Besides the Alzheimer’s, my father is afflicted with Parkinson’s. His hands shake so badly, I was amazed he could feed himself. He is unable to write back to me when I send him cards and letters. I’ve begged him more than once to please dictate messages for me, and have a trusted friend write it down and mail it to me. Let’s just say my dad doesn’t trust a whole lot of people. 99% of the communication between me and my father has actually been by way of his care team in the nursing home where he is now. I am his health care proxy. They are obligated to let me know everytime he falls. This happens often, as he’s not supposed to stand up without nurses’ assistance. As soon as their backs are turned, he’s up out of his wheelchair, and down he goes.

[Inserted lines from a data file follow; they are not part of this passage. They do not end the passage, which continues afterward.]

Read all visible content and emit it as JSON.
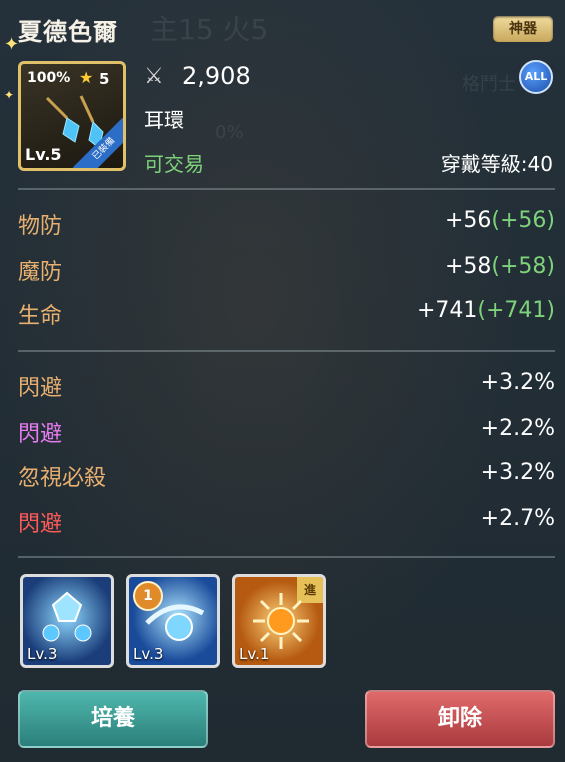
{
  "item": {
    "name": "夏德色爾",
    "grade_badge": "神器",
    "all_badge": "ALL",
    "icon_percent": "100%",
    "icon_stars": "5",
    "icon_level": "Lv.5",
    "icon_equipped": "已裝備",
    "power": "2,908",
    "type": "耳環",
    "tradable": "可交易",
    "wear_level": "穿戴等級:40"
  },
  "background_text": {
    "top_label": "主15 火5",
    "side_label": "格鬥士",
    "percent": "0%"
  },
  "base_stats": [
    {
      "name": "物防",
      "value": "+56",
      "bonus": "(+56)"
    },
    {
      "name": "魔防",
      "value": "+58",
      "bonus": "(+58)"
    },
    {
      "name": "生命",
      "value": "+741",
      "bonus": "(+741)"
    }
  ],
  "extra_stats": [
    {
      "name": "閃避",
      "value": "+3.2%",
      "color": "#e8b070"
    },
    {
      "name": "閃避",
      "value": "+2.2%",
      "color": "#e67cf0"
    },
    {
      "name": "忽視必殺",
      "value": "+3.2%",
      "color": "#e8b070"
    },
    {
      "name": "閃避",
      "value": "+2.7%",
      "color": "#ff5a5a"
    }
  ],
  "skills": [
    {
      "level": "Lv.3",
      "icon": "crystal-icon",
      "badge": ""
    },
    {
      "level": "Lv.3",
      "icon": "blue-comet-icon",
      "badge": "1"
    },
    {
      "level": "Lv.1",
      "icon": "sun-burst-icon",
      "badge": "進"
    }
  ],
  "buttons": {
    "train": "培養",
    "remove": "卸除"
  },
  "colors": {
    "stat_name": "#e8b070",
    "bonus": "#7ed27a",
    "gold": "#e1c06a"
  }
}
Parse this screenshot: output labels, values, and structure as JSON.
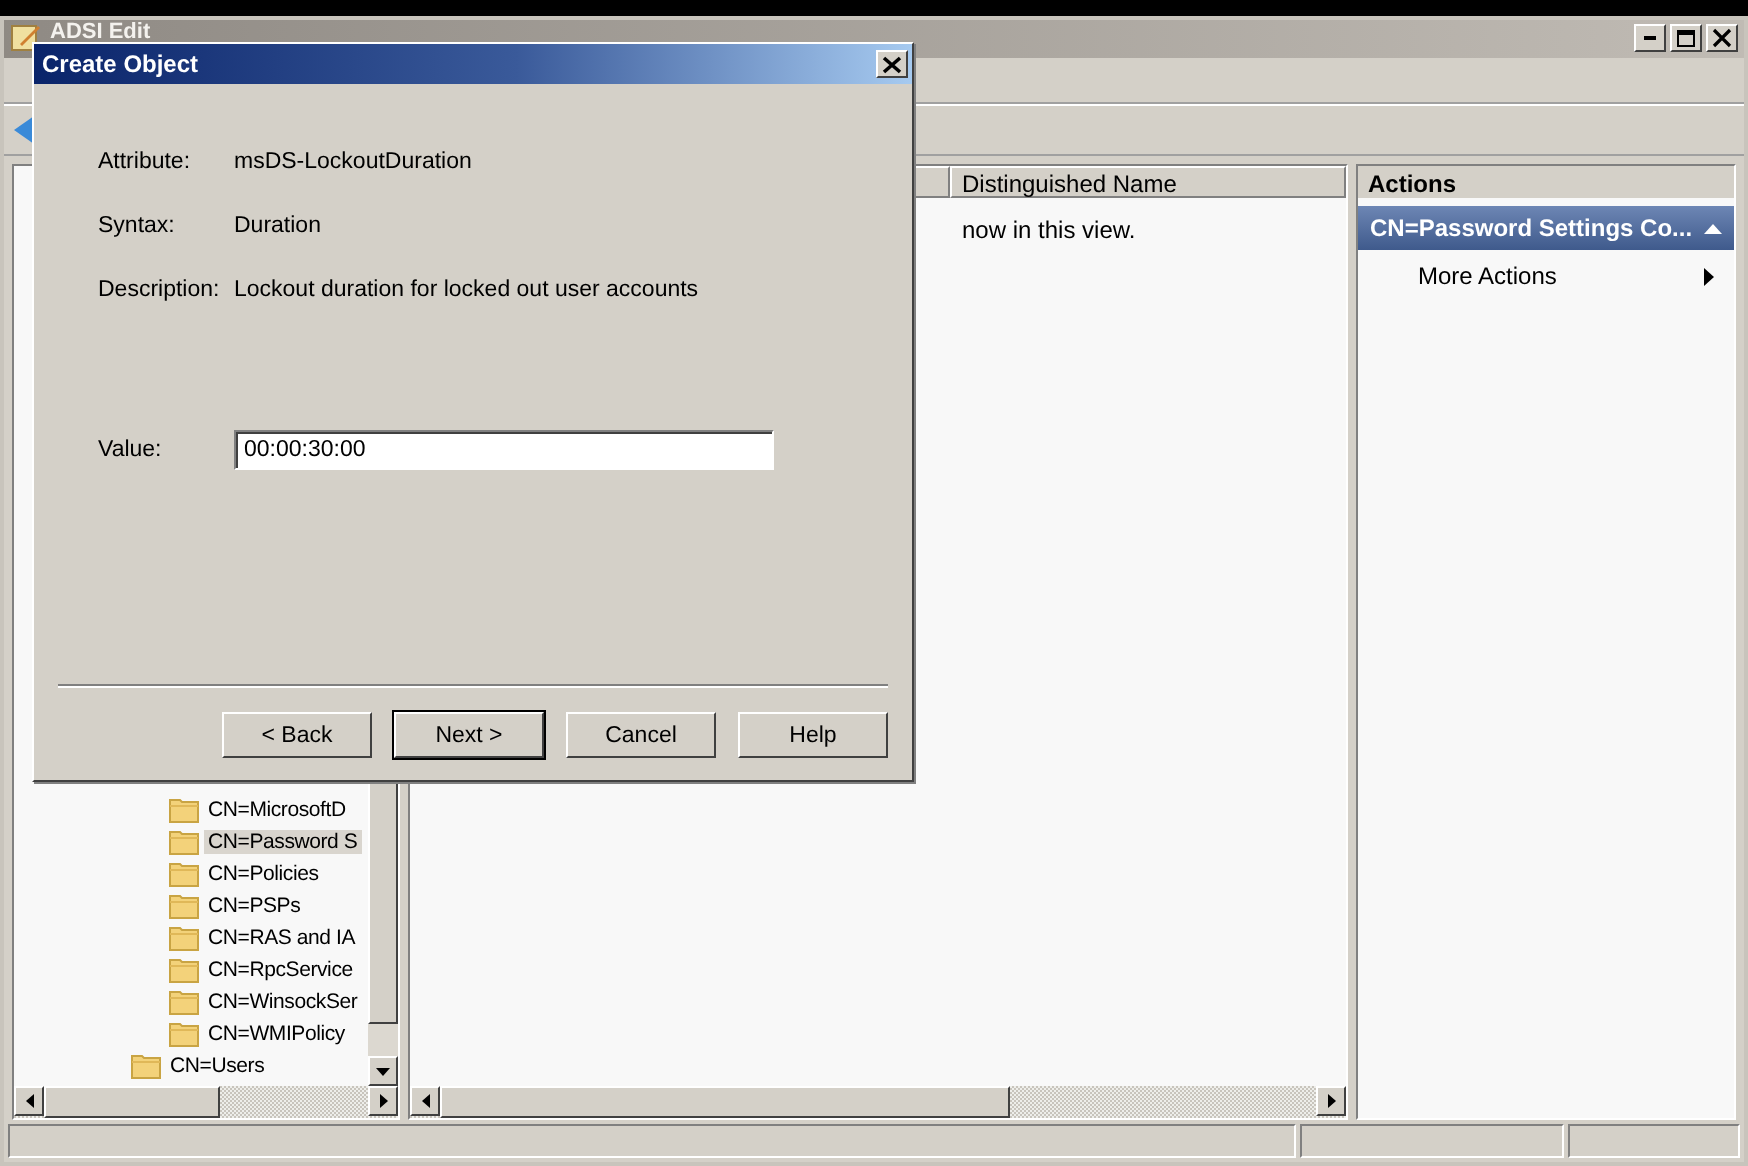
{
  "window": {
    "title": "ADSI Edit"
  },
  "tree": {
    "items": [
      {
        "children": [
          {
            "label": "CN=MicrosoftD",
            "selected": false
          },
          {
            "label": "CN=Password S",
            "selected": true
          },
          {
            "label": "CN=Policies",
            "selected": false
          },
          {
            "label": "CN=PSPs",
            "selected": false
          },
          {
            "label": "CN=RAS and IA",
            "selected": false
          },
          {
            "label": "CN=RpcService",
            "selected": false
          },
          {
            "label": "CN=WinsockSer",
            "selected": false
          },
          {
            "label": "CN=WMIPolicy",
            "selected": false
          }
        ]
      },
      {
        "label": "CN=Users",
        "selected": false
      }
    ]
  },
  "list": {
    "columns": [
      "Distinguished Name"
    ],
    "empty_message": "now in this view."
  },
  "actions": {
    "title": "Actions",
    "section": {
      "title": "CN=Password Settings Co...",
      "expanded": true
    },
    "items": [
      {
        "label": "More Actions"
      }
    ]
  },
  "dialog": {
    "title": "Create Object",
    "fields": [
      {
        "label": "Attribute:",
        "value": "msDS-LockoutDuration"
      },
      {
        "label": "Syntax:",
        "value": "Duration"
      },
      {
        "label": "Description:",
        "value": "Lockout duration for locked out user accounts"
      }
    ],
    "input": {
      "label": "Value:",
      "value": "00:00:30:00"
    },
    "buttons": [
      {
        "label": "< Back",
        "default": false
      },
      {
        "label": "Next >",
        "default": true
      },
      {
        "label": "Cancel",
        "default": false
      },
      {
        "label": "Help",
        "default": false
      }
    ]
  }
}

I’ve only visited Dad twice since I found him again. My budget doesn’t afford the luxury of traveling from Watertown, NY to Boston often, especially since I don’t drive. The two times I went to see him, it was with my ex-husband. But a recent turn of events has forced me into action. In spite of some pretty huge obstacles, I must make a trip to Boston… all by myself.

I don’t know too many details yet, but it seems Dad recently had a brain aneurysm. I’m not sure how much this latest medical malady has affected his ability to function, but things aren’t looking too good; dad has now entered Hospice care. It felt weird to me, giving consent for this; I’ve always associated Hospice with the end stages of cancer. The small piece of good news in all this is that Dad still remembers he has a daughter. Maybe he doesn’t remember my name, and maybe he he won’t recognize me when I walk into the room, but I must do this. Partly because I didn’t get a chance to say “goodbye” to my mother, who died in a car accident in 2006. Another reason is the guilt I feel for not making an effort to see him more. That guilt would be greatly augmented if Dad passed away before I got there. That’s why I’m not waiting for warmer weather; it had crossed my mind to put it off ‘til his birthday in April. I decided I don’t want to take that risk. Time is precious and fleeting, and tomorrow is never promised.

And so, I will face my phobia of train travel and try to work around my penchant for getting hopelessly lost (If I were a lab rat, I’d never find my way out of the maze), and trust in my Higher Power to keep me safe on this trip. I know I have angels on my side here on earth (they know who the are). Hopefully, I have some “Up There” as well, looking out for me and Dad.




Leave a Reply

Fill in your details below or click an icon to log in: Logo

You are commenting using your account. Log Out /  Change )

Google photo

You are commenting using your Google account. Log Out /  Change )

Twitter picture

You are commenting using your Twitter account. Log Out /  Change )

Facebook photo

You are commenting using your Facebook account. Log Out /  Change )

Connecting to %s

%d bloggers like this: